** Opening EXERCISE DATA block **

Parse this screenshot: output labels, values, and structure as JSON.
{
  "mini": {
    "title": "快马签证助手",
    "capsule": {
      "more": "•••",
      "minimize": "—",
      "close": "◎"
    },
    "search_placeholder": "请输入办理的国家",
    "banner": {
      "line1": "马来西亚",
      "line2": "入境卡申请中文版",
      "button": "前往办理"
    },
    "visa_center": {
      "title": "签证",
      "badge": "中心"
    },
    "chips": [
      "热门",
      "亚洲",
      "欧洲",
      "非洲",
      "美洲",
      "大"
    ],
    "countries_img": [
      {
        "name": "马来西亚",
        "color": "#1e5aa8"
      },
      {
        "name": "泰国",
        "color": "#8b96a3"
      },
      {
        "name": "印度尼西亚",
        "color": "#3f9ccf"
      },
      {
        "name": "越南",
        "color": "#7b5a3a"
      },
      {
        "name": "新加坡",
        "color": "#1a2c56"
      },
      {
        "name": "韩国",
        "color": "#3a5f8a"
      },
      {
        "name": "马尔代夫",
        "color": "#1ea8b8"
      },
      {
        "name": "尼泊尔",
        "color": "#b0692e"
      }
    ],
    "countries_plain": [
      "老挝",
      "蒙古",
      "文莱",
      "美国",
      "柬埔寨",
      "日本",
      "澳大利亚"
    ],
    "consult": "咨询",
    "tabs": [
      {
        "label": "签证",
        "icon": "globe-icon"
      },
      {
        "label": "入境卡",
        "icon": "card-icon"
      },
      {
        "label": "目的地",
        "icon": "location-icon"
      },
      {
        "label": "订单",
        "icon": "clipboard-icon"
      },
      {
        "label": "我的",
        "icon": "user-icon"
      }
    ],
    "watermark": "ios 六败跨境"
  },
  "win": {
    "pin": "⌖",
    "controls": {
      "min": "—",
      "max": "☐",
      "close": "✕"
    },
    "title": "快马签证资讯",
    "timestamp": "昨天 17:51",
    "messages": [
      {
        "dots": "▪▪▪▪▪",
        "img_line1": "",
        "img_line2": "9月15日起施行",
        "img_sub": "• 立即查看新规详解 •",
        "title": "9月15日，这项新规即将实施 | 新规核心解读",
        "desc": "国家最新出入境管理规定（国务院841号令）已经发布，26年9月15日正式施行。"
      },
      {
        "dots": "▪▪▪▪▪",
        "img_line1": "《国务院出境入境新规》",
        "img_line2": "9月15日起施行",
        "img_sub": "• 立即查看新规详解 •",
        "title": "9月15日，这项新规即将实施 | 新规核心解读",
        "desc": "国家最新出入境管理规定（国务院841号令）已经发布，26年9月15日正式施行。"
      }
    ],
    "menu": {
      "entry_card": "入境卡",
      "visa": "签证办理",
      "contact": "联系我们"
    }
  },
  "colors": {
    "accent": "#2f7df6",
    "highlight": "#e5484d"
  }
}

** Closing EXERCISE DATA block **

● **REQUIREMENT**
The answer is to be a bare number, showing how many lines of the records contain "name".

● **FINISHED EXERCISE**
8